I love this Elle magazine spread with Gaultier choosing clothing from a range of sources for these eclectic looks (above and below).

Update August 31, 2009:
Gaultier has been up to no bad. His recent styling for Les Echos, using his own and others' clothing designs, shows his stunning inimitability:

Here is some of Gaultier's work for Hermès, and his own ready to wear and couture lines for fall 2009, showing his talent for making eye-opening and absolutely wearable clothing.

And still, Gaultier is outré, provoking, amusing, leading as ever, with incredible variety in one—the same—season of design.

From the 80s through today, viva Gaultier!



80s fashion redux, part 10: The romance of uniforms in the 80s

(This is the tenth in my series of posts on 80s fashion trends and the impact they are having on current fashion. If you'd like to read from the beginning, please start with my blog of July 23.)

It felt like another case of 80s déjà vu when Christophe Decarnin reincarnated the rock-and-roller band jacket for Balmain, Spring 2009.

Then Michael Jackson died. Although band jackets were a look of Sgt. Pepper's-era Beatles and Jimi Hendrix, it feels like it's time again for Michael's jacket, with its flamboyance and fantasy.

It is a look I favored occasionally in the 80s, with a very ornamented green and gold jacket that had been worn by a member of my father's high school pipe band in the 1960s. I am a musician and have worn uniforms because I had to, but I adored wearing such a beautiful vintage uniform because I wanted to.

Originally posted May 16, 2006:

Not just any UNIFORM suited 80s style.

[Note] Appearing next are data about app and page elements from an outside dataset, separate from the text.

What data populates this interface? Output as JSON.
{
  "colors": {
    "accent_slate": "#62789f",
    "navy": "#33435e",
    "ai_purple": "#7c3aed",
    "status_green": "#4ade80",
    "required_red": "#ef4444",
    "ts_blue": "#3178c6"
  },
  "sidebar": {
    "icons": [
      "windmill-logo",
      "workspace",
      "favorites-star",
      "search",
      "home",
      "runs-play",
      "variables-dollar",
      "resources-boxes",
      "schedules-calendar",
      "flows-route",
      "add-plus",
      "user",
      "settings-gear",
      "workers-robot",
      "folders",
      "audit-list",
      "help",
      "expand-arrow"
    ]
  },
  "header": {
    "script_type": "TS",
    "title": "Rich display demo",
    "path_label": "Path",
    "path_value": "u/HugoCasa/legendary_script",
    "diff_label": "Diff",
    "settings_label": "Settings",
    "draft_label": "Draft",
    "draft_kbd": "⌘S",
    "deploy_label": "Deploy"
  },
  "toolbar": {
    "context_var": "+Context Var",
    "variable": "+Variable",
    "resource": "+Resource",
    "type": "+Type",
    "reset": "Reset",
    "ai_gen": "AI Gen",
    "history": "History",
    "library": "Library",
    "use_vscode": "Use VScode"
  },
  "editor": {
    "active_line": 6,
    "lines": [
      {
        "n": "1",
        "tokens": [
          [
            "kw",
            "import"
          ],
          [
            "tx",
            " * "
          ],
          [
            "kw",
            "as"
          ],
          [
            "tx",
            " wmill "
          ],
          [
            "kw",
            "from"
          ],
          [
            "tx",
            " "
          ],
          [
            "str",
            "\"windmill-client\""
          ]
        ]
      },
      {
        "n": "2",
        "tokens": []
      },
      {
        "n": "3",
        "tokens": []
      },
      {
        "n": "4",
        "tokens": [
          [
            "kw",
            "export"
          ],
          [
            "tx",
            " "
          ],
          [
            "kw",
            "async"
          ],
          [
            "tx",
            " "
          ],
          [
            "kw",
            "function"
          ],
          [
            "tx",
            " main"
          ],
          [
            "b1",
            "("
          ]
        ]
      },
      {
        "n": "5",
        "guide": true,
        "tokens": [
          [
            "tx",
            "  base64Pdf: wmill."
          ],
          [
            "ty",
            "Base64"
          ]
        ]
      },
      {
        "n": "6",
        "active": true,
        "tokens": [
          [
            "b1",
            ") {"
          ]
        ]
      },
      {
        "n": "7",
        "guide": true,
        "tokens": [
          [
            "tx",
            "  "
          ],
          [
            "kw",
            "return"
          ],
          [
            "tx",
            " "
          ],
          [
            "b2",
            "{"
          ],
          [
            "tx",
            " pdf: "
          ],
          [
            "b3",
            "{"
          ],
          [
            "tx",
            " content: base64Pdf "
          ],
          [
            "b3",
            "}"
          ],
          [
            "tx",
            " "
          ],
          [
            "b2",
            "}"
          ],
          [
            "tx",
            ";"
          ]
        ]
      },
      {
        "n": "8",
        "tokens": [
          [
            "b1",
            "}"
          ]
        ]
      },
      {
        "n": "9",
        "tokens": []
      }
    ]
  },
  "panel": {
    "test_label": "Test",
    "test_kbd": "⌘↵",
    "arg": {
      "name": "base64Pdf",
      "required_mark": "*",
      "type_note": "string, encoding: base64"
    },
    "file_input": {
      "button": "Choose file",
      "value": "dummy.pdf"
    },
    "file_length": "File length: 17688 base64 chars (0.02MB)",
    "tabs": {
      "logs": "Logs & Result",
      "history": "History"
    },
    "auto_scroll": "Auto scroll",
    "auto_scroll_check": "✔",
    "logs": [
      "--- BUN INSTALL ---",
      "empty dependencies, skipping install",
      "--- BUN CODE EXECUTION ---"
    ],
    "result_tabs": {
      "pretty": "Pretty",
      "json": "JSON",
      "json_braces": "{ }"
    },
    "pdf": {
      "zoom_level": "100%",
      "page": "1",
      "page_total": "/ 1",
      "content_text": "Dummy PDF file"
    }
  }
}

Uniforms had to be witty, romantic and sharp, without a hint of grunt or camouflage. The regiment could be from any time and any place in history, and often had a distinct sense of humor. Real vintage uniforms were haute-ly pursued.

Christian Dior Haute Couture by Gianfranco Ferre

Genuine vintage uniform jacket from Kaufman's Army & Navy, NYC

Another authentic vintage uniform jacket

Vintage firefighter's jacket

Traditional Welsh Guards uniform

Update August 18, 2009:

For fall 2009, there is a new regiment of fanciful uniform looks, from Phillip Lim's Mod Sousa to Gaultier for Hermès' aviatrices. With Michael gone, it seems there are plenty ready to take up the baton.



80s fashion redux, part 5: Male Order

Whether it is with a necktie, a brogue, a crisp big white shirt or a full-blown tuxedo, a recurring idea in fashion is borrowing from the boys. I don't think we are quite at the 80s level of boy-girl dressing, but the theme is alive and well, and in some of the same designers' hands.

Originally posted April 21, 2006:

A woman borrowing from a man's closet was certainly not a new theme in the 80s, but it reached an apex in this decade, and just as distinctly feminine clothing was often highly romanticized, so was the masculine dress (for women) counterpart.

MALE dress borrowed from a theoretical closet, dating from all eras of masculine sartorial splendor. Every woman wore a tie at least once in the 80s, and there were distinctly man/woman tuxes, tailcoats, suits, overcoats and accessories.

Gaultier, the master of the theme

Yamamoto suit, Brooks Brothers shirt, Gene Meyer tie

John Galliano

Gaultier again

and Galliano again, with antique brocade

Elle MacPherson in masculine layers

Updated August 3, 2009:

I can't get enough of this theme, and apparently neither can Gaultier. For Hermès Fall 2009 he has strutted the aviatrix, and I love every second of her old school high-flying style:

Alexander Wang explores the classic boyfriend shirt

and Dolce & Gabbana is finding chic new directions for the tux